● What to do
Wherever "name" appears in a line of the listing, report that line.
Input START
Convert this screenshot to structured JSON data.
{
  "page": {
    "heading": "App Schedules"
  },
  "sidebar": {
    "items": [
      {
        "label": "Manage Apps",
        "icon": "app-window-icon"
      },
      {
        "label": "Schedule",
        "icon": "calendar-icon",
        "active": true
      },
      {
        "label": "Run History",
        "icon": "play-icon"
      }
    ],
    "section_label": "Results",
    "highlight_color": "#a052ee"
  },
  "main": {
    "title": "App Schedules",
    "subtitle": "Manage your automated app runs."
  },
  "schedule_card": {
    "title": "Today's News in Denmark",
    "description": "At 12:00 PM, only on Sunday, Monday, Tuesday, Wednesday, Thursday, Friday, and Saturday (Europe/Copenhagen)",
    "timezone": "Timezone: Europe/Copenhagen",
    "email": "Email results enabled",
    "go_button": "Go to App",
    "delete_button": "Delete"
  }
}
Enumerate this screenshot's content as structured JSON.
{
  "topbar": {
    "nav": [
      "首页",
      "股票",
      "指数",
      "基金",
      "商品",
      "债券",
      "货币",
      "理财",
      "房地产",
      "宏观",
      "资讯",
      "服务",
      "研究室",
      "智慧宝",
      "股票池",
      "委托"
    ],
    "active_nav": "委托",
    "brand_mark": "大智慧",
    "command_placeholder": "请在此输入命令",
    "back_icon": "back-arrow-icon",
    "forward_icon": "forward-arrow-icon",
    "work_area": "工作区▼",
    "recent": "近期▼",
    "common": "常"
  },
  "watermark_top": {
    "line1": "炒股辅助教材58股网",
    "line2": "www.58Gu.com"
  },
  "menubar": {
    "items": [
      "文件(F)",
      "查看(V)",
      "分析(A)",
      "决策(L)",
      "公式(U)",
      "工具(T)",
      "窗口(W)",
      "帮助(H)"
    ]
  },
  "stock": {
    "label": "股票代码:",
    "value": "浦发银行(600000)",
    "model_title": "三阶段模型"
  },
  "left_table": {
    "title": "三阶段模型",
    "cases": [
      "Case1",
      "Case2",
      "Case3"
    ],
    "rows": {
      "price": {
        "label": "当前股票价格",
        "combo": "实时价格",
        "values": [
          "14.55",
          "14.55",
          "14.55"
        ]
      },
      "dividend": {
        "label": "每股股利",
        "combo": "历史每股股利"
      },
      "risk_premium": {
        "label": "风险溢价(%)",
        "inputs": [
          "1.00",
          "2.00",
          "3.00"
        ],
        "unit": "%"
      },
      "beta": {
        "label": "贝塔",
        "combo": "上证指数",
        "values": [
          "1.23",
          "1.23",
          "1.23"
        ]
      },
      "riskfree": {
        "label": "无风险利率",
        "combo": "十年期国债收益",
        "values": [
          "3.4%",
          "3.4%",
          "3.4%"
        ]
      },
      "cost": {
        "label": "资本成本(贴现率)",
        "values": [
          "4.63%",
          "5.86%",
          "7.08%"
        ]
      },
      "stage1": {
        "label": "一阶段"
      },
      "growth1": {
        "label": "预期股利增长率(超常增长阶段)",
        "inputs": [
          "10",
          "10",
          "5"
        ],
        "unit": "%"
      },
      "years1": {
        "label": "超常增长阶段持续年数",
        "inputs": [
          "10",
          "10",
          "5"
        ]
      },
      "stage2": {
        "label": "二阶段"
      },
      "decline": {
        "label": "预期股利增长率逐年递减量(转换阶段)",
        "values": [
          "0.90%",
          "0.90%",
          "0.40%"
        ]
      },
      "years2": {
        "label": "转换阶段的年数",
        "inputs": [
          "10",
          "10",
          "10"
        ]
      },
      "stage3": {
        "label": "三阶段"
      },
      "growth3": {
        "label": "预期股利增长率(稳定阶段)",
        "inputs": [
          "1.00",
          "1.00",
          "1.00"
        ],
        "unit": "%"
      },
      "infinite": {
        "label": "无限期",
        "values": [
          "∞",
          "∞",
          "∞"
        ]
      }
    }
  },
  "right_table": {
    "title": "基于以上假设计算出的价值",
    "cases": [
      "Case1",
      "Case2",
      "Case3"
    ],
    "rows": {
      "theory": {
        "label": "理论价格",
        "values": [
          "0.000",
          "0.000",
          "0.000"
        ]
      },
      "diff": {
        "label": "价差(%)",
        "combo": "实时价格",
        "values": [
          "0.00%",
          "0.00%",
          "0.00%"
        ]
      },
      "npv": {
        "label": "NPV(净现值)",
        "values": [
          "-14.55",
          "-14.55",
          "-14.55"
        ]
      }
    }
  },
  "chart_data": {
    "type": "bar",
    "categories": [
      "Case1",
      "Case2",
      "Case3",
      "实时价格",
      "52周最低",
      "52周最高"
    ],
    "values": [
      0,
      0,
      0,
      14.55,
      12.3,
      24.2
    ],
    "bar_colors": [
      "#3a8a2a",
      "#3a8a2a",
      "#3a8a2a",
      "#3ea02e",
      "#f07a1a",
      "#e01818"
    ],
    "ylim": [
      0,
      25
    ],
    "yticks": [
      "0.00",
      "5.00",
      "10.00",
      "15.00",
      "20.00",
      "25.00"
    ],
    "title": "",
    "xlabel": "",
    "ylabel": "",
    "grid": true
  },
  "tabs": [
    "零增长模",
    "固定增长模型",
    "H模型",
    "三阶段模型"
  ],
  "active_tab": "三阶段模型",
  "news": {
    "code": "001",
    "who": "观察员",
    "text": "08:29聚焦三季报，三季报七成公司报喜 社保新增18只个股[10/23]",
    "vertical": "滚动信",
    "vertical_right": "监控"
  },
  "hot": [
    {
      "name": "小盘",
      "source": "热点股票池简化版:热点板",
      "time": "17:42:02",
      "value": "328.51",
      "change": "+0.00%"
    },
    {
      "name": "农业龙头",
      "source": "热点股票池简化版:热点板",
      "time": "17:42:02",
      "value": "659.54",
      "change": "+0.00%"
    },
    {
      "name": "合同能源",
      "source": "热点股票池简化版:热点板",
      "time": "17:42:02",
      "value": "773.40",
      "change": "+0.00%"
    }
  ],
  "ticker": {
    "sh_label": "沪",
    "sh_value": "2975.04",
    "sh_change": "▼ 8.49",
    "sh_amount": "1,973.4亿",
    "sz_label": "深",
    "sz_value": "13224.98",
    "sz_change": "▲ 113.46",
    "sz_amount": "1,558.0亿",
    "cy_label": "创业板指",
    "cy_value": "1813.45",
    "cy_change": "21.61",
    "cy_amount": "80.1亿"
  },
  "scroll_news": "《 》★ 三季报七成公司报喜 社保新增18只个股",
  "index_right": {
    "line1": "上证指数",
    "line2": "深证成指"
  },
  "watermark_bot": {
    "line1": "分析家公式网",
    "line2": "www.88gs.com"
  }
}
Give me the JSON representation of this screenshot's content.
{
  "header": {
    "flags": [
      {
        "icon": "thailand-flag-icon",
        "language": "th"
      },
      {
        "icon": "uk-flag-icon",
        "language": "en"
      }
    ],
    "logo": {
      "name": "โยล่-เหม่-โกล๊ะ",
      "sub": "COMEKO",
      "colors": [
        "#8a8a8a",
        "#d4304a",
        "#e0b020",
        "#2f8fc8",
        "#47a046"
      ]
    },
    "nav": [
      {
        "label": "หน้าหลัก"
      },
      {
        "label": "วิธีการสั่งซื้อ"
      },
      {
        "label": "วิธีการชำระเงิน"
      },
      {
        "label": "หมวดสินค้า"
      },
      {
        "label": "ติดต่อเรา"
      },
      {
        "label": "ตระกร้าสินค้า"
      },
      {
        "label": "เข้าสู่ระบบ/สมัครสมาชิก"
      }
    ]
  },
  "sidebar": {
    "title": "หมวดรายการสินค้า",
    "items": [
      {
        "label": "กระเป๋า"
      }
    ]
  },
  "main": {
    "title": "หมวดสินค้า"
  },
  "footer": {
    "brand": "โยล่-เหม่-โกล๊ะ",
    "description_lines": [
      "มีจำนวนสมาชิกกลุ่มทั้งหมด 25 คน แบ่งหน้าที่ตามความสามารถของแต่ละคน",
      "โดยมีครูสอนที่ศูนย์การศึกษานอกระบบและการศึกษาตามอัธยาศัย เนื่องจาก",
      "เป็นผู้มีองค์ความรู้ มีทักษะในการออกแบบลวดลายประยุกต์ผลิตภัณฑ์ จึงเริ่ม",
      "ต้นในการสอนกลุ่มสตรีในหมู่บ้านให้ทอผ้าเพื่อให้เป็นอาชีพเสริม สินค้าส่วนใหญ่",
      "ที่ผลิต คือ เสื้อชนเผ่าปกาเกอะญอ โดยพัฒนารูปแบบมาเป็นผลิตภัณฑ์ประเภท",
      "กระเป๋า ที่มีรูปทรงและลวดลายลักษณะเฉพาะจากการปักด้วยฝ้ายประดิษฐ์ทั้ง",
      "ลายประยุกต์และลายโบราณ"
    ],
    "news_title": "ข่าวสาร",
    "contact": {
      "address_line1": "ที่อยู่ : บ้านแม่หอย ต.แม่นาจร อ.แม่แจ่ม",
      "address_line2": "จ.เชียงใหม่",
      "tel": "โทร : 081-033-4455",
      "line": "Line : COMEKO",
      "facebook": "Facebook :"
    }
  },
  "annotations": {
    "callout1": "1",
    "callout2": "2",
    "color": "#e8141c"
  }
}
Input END
● Solution
      "name": "小盘",
      "name": "农业龙头",
      "name": "合同能源",
      "name": "โยล่-เหม่-โกล๊ะ",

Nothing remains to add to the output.